The University of Texas Medical Branch’s 25th annual observance of Earth Day will take place Friday. Festivities will be held on the administration plaza at the intersection of University Boulevard and Market Street beginning at 10 a.m. The keynote address will be by David Niesel, UTMB’s chief research officer, vice president and dean of the graduate school of biomedical sciences. A highlight of the day will be the always popular “Recycle in Style” fashion show when employees and attendees will model outfits created with a variety of recycled products. Local food trucks, live music, exhibition booths also will be at the celebration. The public is welcome to attend.
Chick-fil-A and the reopening of Café on
The temporary Café on the Court location within John Sealy Hospital on the Galveston Campus will close at 2 p.m. Friday in preparation for the grand reopening of the Café on the Court and the new Chick-fil-A at 7 a.m. Monday. In addition to the existing Subway sandwich shop, improvements to the food court include expanded food selections and the return of hot food service. There is an Einstein’s Bros. Bagels in Jennie Sealy Hospital. Starbucks Coffee is located on the first floor of John Sealy Hospital, near the lobby and a second Starbucks is on the first floor of the Moody Medical Library.
Breathing and Wheezing at Sci Café
The next Sci Café discussion, “Breathing or Wheezing: The Fight for Air When You Have Severe Asthma,” is at 5:30 p.m. Thursday at Mod Coffeehouse, 2126 Postoffice, in Galveston. Leading the discussion will be Dr. William J. Calhoun, vice chair of research in the internal medicine division of pulmonary critical care and sleep medicine; and KarryAnne Belanger, graduate assistant in the department of biochemistry and molecular biology. Sci Café is presented by UTMB’s Center for Environmental Toxicology, the Institute for Translational Sciences and the Sealy Center for Environmental Health & Medicine. For information, call Amber Anthony, 409-772-9136.
UTMB and University of Minnesota to study Lassa fever
Researchers from the medical branch and the University of Minnesota, working together to study Lassa fever virus, received a new five year grant of $3.8 million from the National Institutes of Health. Professor Slobodan Paessler, leading the medical branch research team, said the new funding will enable the team to gain a deeper understanding of how the Lassa fever virus infects the host.

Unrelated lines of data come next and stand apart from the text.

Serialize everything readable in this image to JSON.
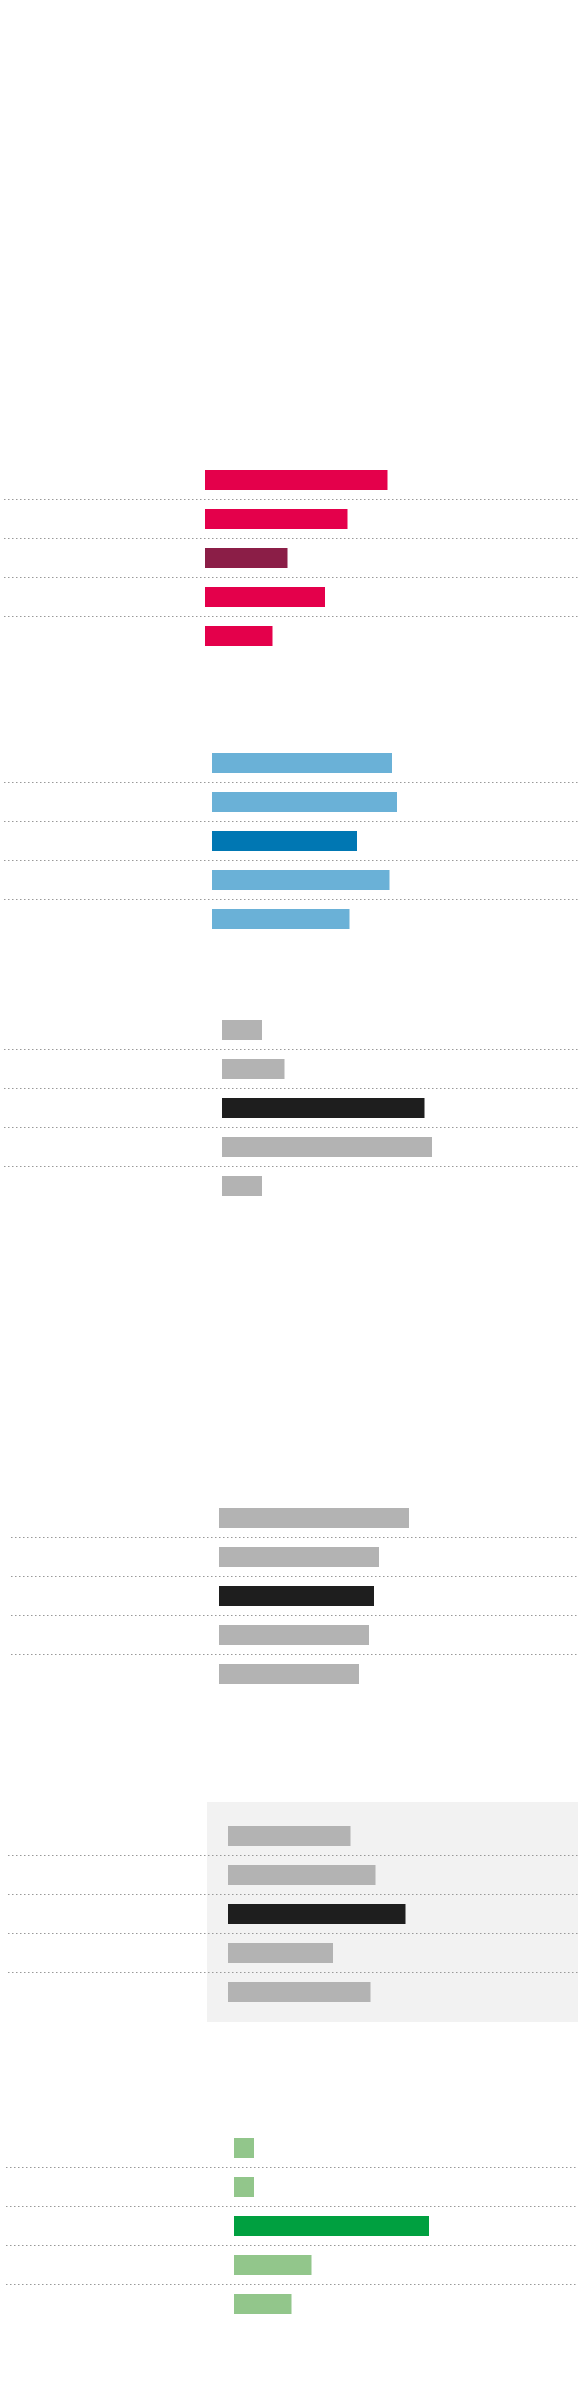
{
  "chart_data": [
    {
      "type": "bar",
      "orientation": "horizontal",
      "title": "",
      "categories": [
        "",
        "",
        "",
        "",
        ""
      ],
      "values": [
        73,
        57,
        33,
        48,
        27
      ],
      "xlim": [
        0,
        100
      ],
      "colors": [
        "#e4004b",
        "#e4004b",
        "#8b1e47",
        "#e4004b",
        "#e4004b"
      ],
      "highlight_index": 2
    },
    {
      "type": "bar",
      "orientation": "horizontal",
      "title": "",
      "categories": [
        "",
        "",
        "",
        "",
        ""
      ],
      "values": [
        72,
        74,
        58,
        71,
        55
      ],
      "xlim": [
        0,
        100
      ],
      "colors": [
        "#6ab1d7",
        "#6ab1d7",
        "#0077b3",
        "#6ab1d7",
        "#6ab1d7"
      ],
      "highlight_index": 2
    },
    {
      "type": "bar",
      "orientation": "horizontal",
      "title": "",
      "categories": [
        "",
        "",
        "",
        "",
        ""
      ],
      "values": [
        16,
        25,
        81,
        84,
        16
      ],
      "xlim": [
        0,
        100
      ],
      "colors": [
        "#b3b3b3",
        "#b3b3b3",
        "#1e1e1e",
        "#b3b3b3",
        "#b3b3b3"
      ],
      "highlight_index": 2
    },
    {
      "type": "bar",
      "orientation": "horizontal",
      "title": "",
      "categories": [
        "",
        "",
        "",
        "",
        ""
      ],
      "values": [
        76,
        64,
        62,
        60,
        56
      ],
      "xlim": [
        0,
        100
      ],
      "colors": [
        "#b3b3b3",
        "#b3b3b3",
        "#1e1e1e",
        "#b3b3b3",
        "#b3b3b3"
      ],
      "highlight_index": 2
    },
    {
      "type": "bar",
      "orientation": "horizontal",
      "title": "",
      "categories": [
        "",
        "",
        "",
        "",
        ""
      ],
      "values": [
        49,
        59,
        71,
        42,
        57
      ],
      "xlim": [
        0,
        100
      ],
      "colors": [
        "#b3b3b3",
        "#b3b3b3",
        "#1e1e1e",
        "#b3b3b3",
        "#b3b3b3"
      ],
      "highlight_index": 2,
      "panel_background": "#f2f2f2"
    },
    {
      "type": "bar",
      "orientation": "horizontal",
      "title": "",
      "categories": [
        "",
        "",
        "",
        "",
        ""
      ],
      "values": [
        8,
        8,
        78,
        31,
        23
      ],
      "xlim": [
        0,
        100
      ],
      "colors": [
        "#92c68b",
        "#92c68b",
        "#00a040",
        "#92c68b",
        "#92c68b"
      ],
      "highlight_index": 2
    }
  ]
}
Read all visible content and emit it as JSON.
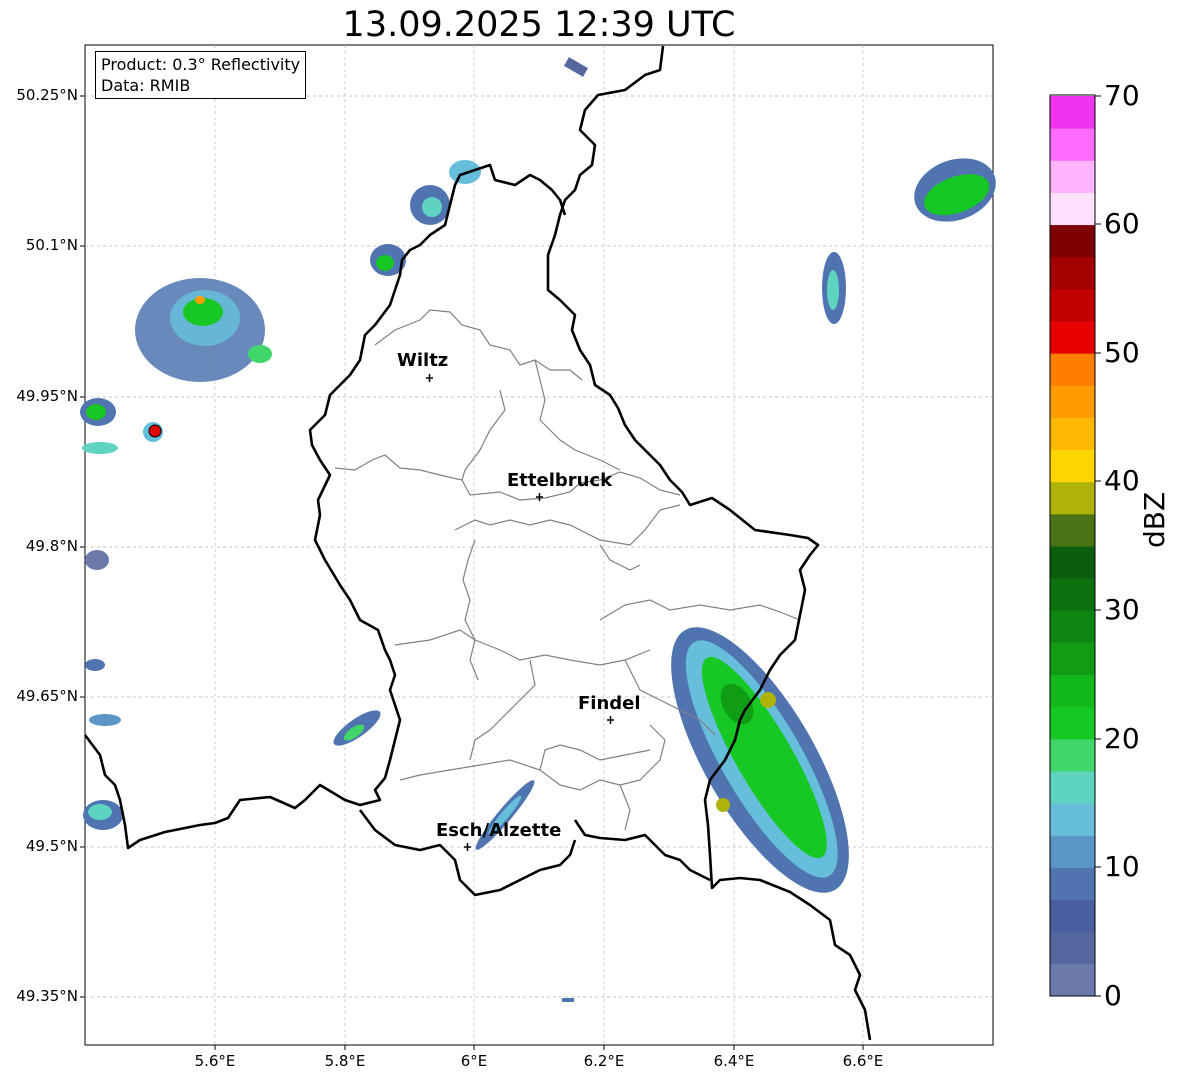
{
  "title": "13.09.2025 12:39 UTC",
  "info": {
    "product": "Product: 0.3° Reflectivity",
    "data": "Data: RMIB"
  },
  "lat_labels": [
    "50.25°N",
    "50.1°N",
    "49.95°N",
    "49.8°N",
    "49.65°N",
    "49.5°N",
    "49.35°N"
  ],
  "lon_labels": [
    "5.6°E",
    "5.8°E",
    "6°E",
    "6.2°E",
    "6.4°E",
    "6.6°E"
  ],
  "cities": [
    {
      "name": "Wiltz"
    },
    {
      "name": "Ettelbruck"
    },
    {
      "name": "Findel"
    },
    {
      "name": "Esch/Alzette"
    }
  ],
  "colorbar": {
    "label": "dBZ",
    "ticks": [
      "0",
      "10",
      "20",
      "30",
      "40",
      "50",
      "60",
      "70"
    ],
    "colors": [
      "#6b7aab",
      "#56679f",
      "#4a5fa0",
      "#4f74b0",
      "#5b97c6",
      "#66bedb",
      "#5ed4c0",
      "#40d66a",
      "#15c823",
      "#13b81a",
      "#109c14",
      "#0e8712",
      "#0c7210",
      "#0b5e0e",
      "#4b7314",
      "#aeb209",
      "#ffd500",
      "#ffb800",
      "#ff9c00",
      "#ff7e00",
      "#e60000",
      "#c10000",
      "#a30000",
      "#7f0000",
      "#ffe1ff",
      "#ffb4ff",
      "#ff6cff",
      "#ef33ef"
    ]
  }
}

The team is focusing on a particular protein produced by the virus and its role in new immune system suppressing and disease-causing mechanisms. The team’s findings could have major impacts to basic scientific research as well as research that could translate to patient care related to arenaviruses, a family of typically rodent-transmitted viruses such as Lassa virus, Junin virus and others. The research could also provide new insights on how the viruses interact with a host it infects, how the host responds and how the virus evades the immune system.